(Records contained in a dataset)
◆ ◆ ◆

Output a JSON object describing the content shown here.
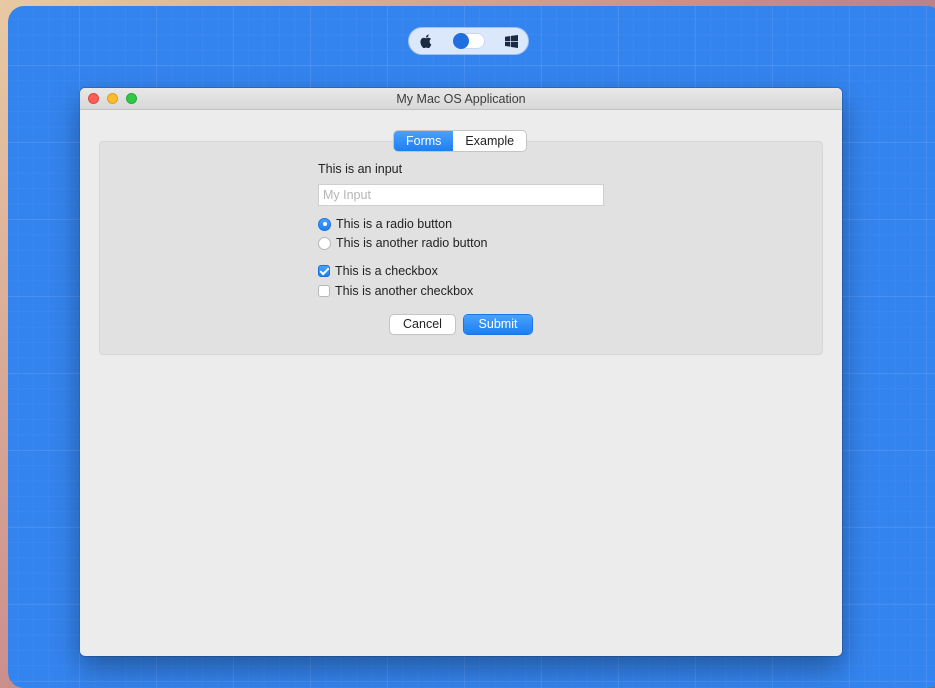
{
  "window": {
    "title": "My Mac OS Application"
  },
  "switcher": {
    "left_icon": "apple-icon",
    "right_icon": "windows-icon",
    "state": "on"
  },
  "tabs": [
    {
      "label": "Forms",
      "active": true
    },
    {
      "label": "Example",
      "active": false
    }
  ],
  "form": {
    "input_label": "This is an input",
    "input_placeholder": "My Input",
    "input_value": "",
    "radios": [
      {
        "label": "This is a radio button",
        "checked": true
      },
      {
        "label": "This is another radio button",
        "checked": false
      }
    ],
    "checkboxes": [
      {
        "label": "This is a checkbox",
        "checked": true
      },
      {
        "label": "This is another checkbox",
        "checked": false
      }
    ],
    "cancel_label": "Cancel",
    "submit_label": "Submit"
  },
  "colors": {
    "accent": "#1b7ff5",
    "desktop": "#3484ef"
  }
}
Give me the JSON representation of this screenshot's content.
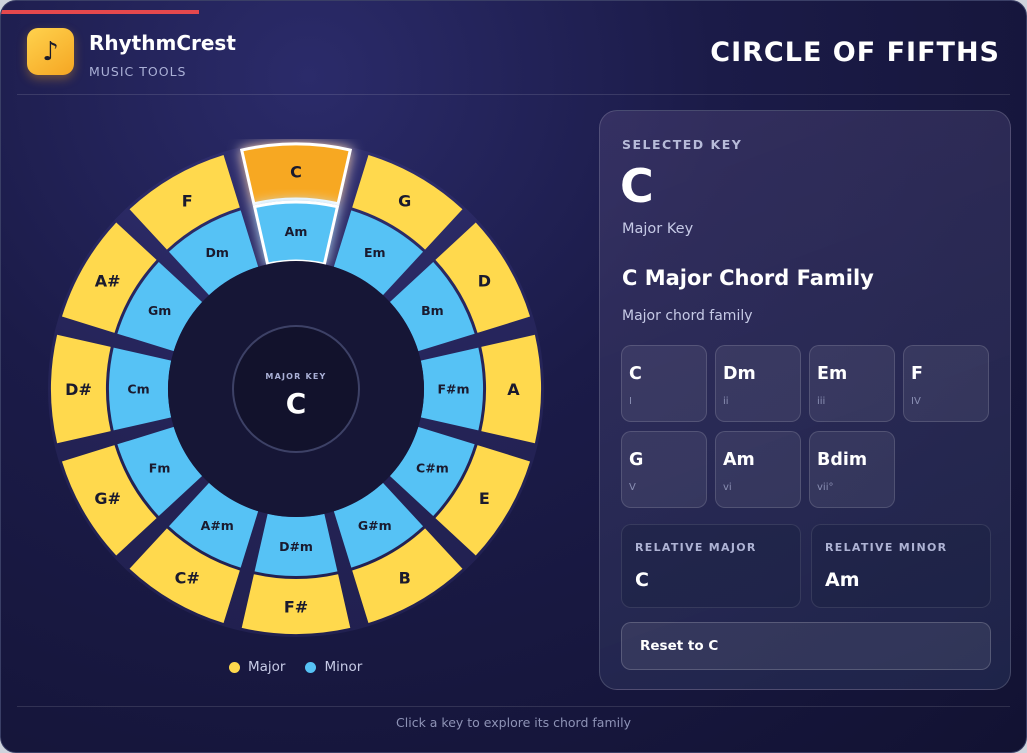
{
  "header": {
    "brand": "RhythmCrest",
    "subbrand": "MUSIC TOOLS",
    "logo_icon": "music-note-icon",
    "page_title": "CIRCLE OF FIFTHS"
  },
  "colors": {
    "major": "#ffd94d",
    "minor": "#56c2f5",
    "selected": "#f7a823",
    "progress": "#e5484d"
  },
  "wheel": {
    "major_keys": [
      "C",
      "G",
      "D",
      "A",
      "E",
      "B",
      "F#",
      "C#",
      "G#",
      "D#",
      "A#",
      "F"
    ],
    "minor_keys": [
      "Am",
      "Em",
      "Bm",
      "F#m",
      "C#m",
      "G#m",
      "D#m",
      "A#m",
      "Fm",
      "Cm",
      "Gm",
      "Dm"
    ],
    "selected_index": 0,
    "center_label": "MAJOR KEY",
    "center_key": "C"
  },
  "legend": {
    "major": "Major",
    "minor": "Minor"
  },
  "panel": {
    "selected_label": "SELECTED KEY",
    "selected_key": "C",
    "selected_type": "Major Key",
    "family_title": "C Major Chord Family",
    "family_subtitle": "Major chord family",
    "chords": [
      {
        "name": "C",
        "roman": "I"
      },
      {
        "name": "Dm",
        "roman": "ii"
      },
      {
        "name": "Em",
        "roman": "iii"
      },
      {
        "name": "F",
        "roman": "IV"
      },
      {
        "name": "G",
        "roman": "V"
      },
      {
        "name": "Am",
        "roman": "vi"
      },
      {
        "name": "Bdim",
        "roman": "vii°"
      }
    ],
    "relative_major_label": "RELATIVE MAJOR",
    "relative_major": "C",
    "relative_minor_label": "RELATIVE MINOR",
    "relative_minor": "Am",
    "reset_label": "Reset to C"
  },
  "footer": {
    "hint": "Click a key to explore its chord family"
  }
}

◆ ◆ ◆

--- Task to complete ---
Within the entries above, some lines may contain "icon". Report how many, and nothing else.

--- Expected output ---
3